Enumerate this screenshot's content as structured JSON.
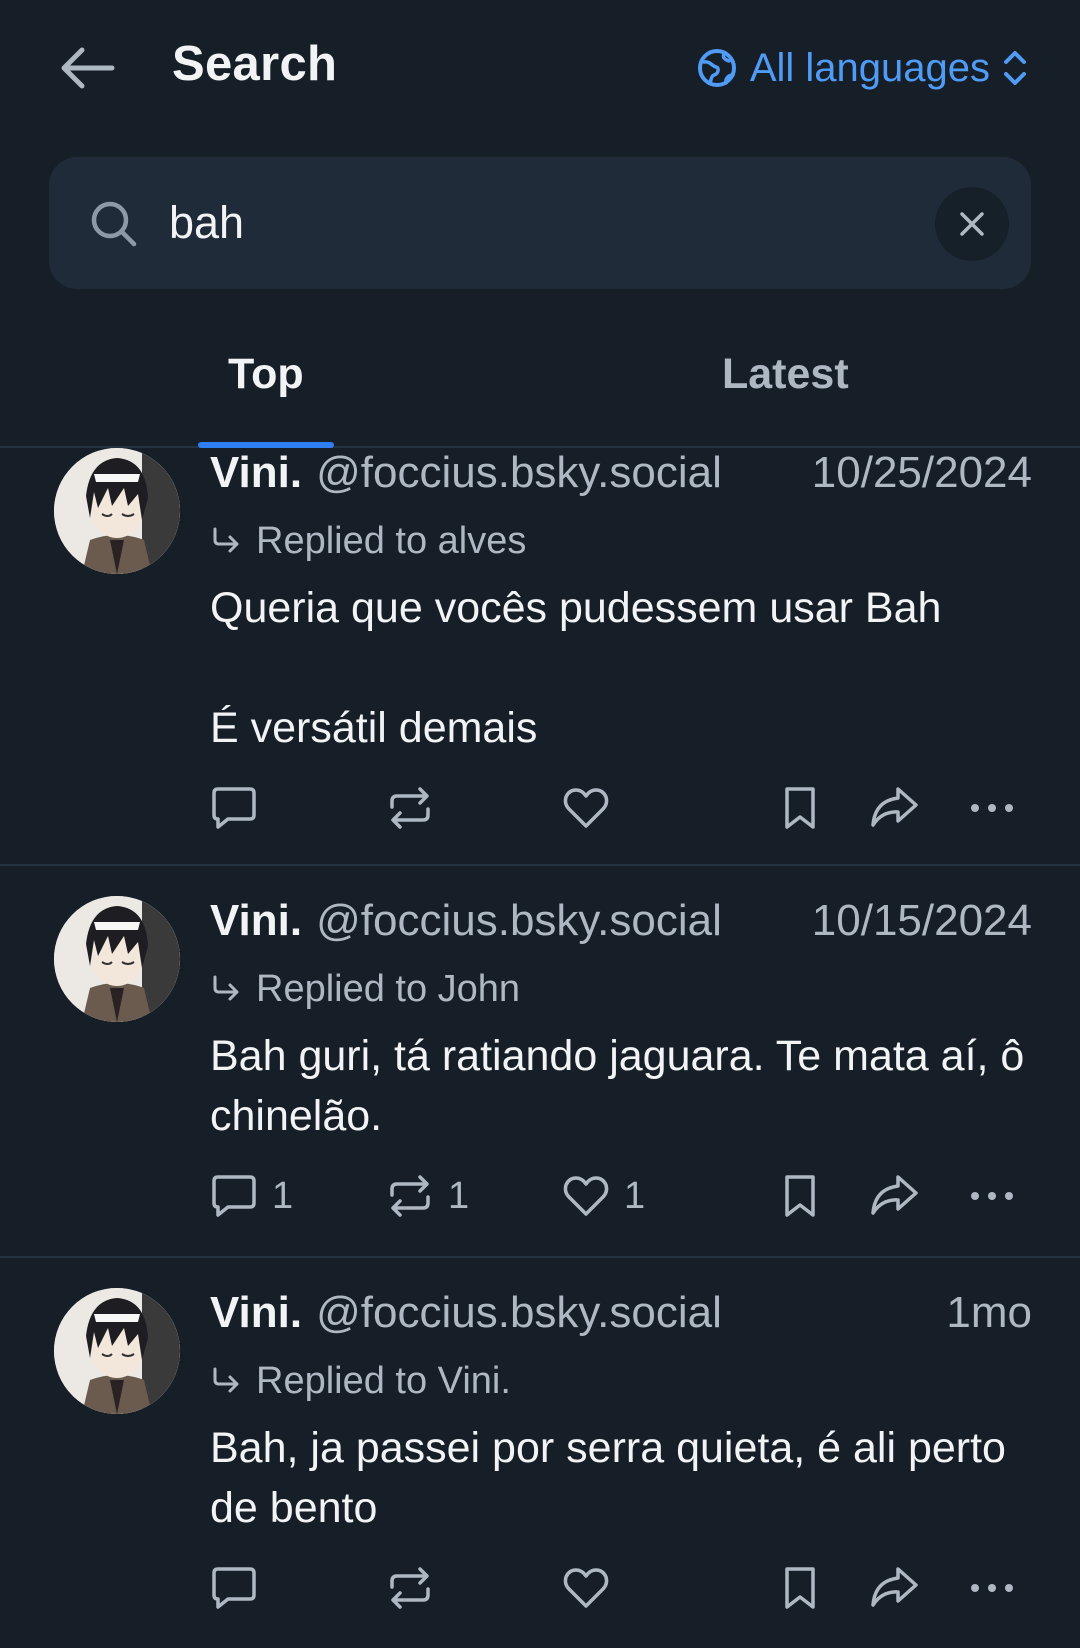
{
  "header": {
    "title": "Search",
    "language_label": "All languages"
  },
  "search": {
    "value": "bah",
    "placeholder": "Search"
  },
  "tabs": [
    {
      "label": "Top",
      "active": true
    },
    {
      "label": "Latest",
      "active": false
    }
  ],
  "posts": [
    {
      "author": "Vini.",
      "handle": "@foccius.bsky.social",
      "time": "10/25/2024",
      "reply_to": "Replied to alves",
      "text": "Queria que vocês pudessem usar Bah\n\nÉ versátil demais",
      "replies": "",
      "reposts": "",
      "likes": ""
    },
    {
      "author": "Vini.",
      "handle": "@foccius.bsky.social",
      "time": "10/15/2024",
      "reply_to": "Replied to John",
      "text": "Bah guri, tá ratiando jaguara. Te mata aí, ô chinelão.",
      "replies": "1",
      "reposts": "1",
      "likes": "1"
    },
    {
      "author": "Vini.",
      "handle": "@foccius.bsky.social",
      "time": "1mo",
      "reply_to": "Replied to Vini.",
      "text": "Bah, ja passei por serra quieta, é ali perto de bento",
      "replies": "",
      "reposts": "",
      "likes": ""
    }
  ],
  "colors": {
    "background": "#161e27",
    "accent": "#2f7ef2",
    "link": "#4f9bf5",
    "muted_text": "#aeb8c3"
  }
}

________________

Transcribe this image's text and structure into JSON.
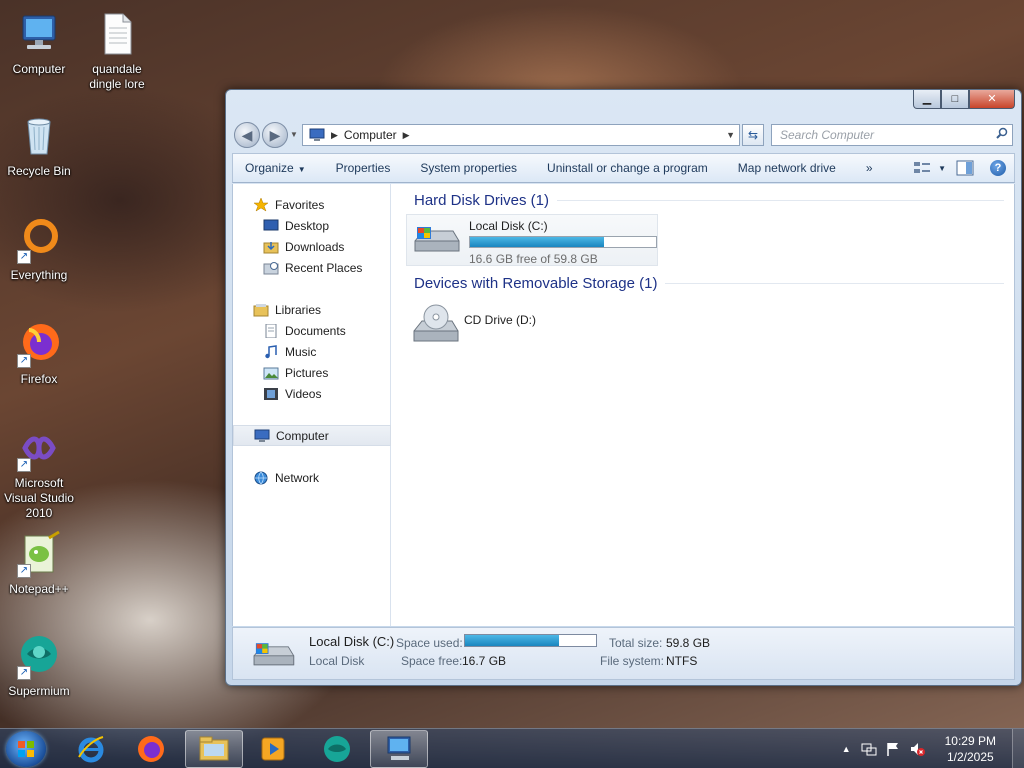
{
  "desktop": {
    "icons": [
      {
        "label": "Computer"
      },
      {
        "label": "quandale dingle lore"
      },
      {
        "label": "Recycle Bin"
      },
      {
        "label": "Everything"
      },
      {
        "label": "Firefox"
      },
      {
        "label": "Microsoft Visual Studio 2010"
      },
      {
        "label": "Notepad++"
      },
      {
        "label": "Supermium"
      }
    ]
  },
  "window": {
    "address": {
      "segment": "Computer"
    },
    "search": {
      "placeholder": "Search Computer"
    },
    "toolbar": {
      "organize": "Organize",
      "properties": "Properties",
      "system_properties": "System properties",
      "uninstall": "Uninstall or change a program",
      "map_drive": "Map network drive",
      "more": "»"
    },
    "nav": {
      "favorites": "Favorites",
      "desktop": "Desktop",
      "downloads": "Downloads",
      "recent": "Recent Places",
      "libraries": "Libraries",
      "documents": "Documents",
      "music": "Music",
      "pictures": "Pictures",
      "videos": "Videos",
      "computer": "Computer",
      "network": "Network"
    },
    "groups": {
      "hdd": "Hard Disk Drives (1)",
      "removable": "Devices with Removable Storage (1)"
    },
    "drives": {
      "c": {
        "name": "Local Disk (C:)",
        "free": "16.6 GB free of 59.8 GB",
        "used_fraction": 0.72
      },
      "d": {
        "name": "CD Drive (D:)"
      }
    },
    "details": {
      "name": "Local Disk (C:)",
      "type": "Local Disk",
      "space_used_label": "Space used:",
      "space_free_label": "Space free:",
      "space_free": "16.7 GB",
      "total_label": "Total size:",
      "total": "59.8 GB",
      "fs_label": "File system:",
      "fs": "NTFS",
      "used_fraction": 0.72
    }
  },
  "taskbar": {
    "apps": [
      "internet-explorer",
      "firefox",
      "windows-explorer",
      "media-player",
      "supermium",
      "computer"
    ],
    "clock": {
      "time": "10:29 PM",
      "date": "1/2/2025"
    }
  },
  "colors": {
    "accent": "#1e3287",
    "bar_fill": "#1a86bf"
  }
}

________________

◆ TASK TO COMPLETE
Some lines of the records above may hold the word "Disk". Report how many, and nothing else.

◆ ANSWER BELOW
4